By now I'm sure most of you have heard that Crystal did not recover. We were forced to have her put down just shortly after I published my last post here. The attending vets were extremely perplexed and no conclusive cause of death could be found without a complete necropsy. It was pretty obvious that there had been some sort of complication with her pregnancy and foaling, but exactly what went wrong we will never know.
A weekend of heartache, turmoil and confusion followed Crystal's passing. I am extremely grateful that she raised her son an entire week for me and that he was fat and
There is an appointed time for everything,
I had meant to officially introduce Crystal's colt in a special blog just about him, but somehow it doesn't feel like the right time for that now. I gave the colt the temporary name "Zeeba" because the wavy nature of his hair made him appear striped all over. The name seems to be sticking. The focus of my posts will be shifting to him and his journey, now that his mother's journey is ended.
Together we have already overcome some difficult hurdles. It was a challenge to get Zeeba eating again, he didn't understand how to get food with his mother gone. Crystal was also the source of all Zeeba's comfort and protection. Right up to the last his welfare was her primary concern, he recognized her absence the moment she drew her last breath, he lived in total fear and confusion for at least two days because he couldn't find her. Thankfully animals don't hurt or grieve in quite the same way humans do. The very young heal more quickly, and Zeeba is already becoming confident in his independence. He instinctively knew that he would have to walk alone one day, his solo journey just started sooner than most foals' do. He has begun to rely on the strength of the other horses around him. Horses can teach us the wisdom of creating a herd of friends who can help us through the hard times when maybe even our family can't be there for us.
It is with good reason that the Bible poetically calls death our enemy(1Cor. 15:26). It is an enemy that is near by, yet never fails to shock and surprise when it strikes close to us. When we see death's face it draws up the ghosts of every painful loss we have experienced, old wounds become new again adding to the ache of our fresh grief.
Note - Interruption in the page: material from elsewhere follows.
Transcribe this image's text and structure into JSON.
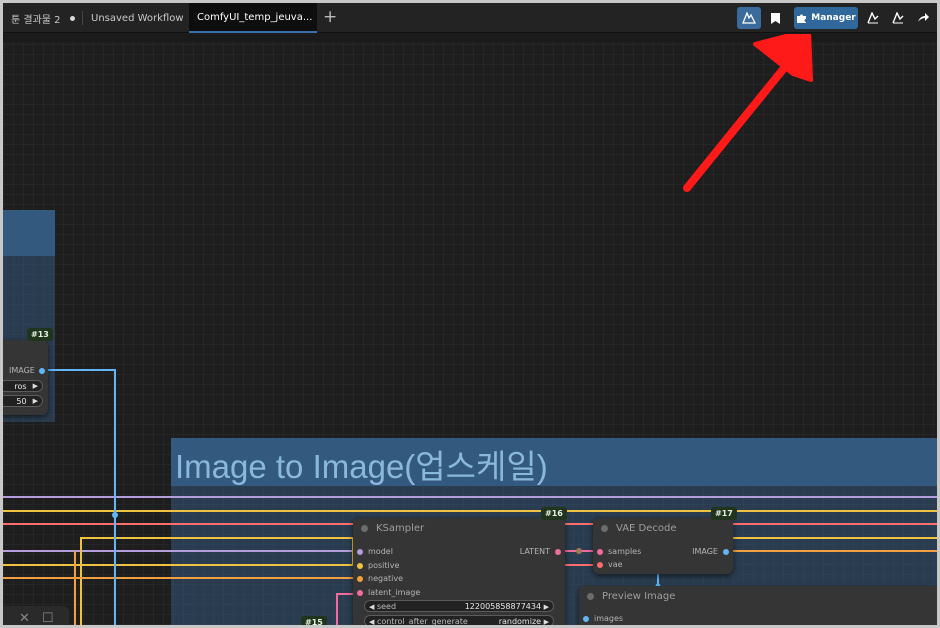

It is times like this that should remind us of the beautiful and fragile nature of life. Take the time to go hug your horses, express your love to those closest to you, because you never know when you will be continuing on your journey without someone who is dear to you.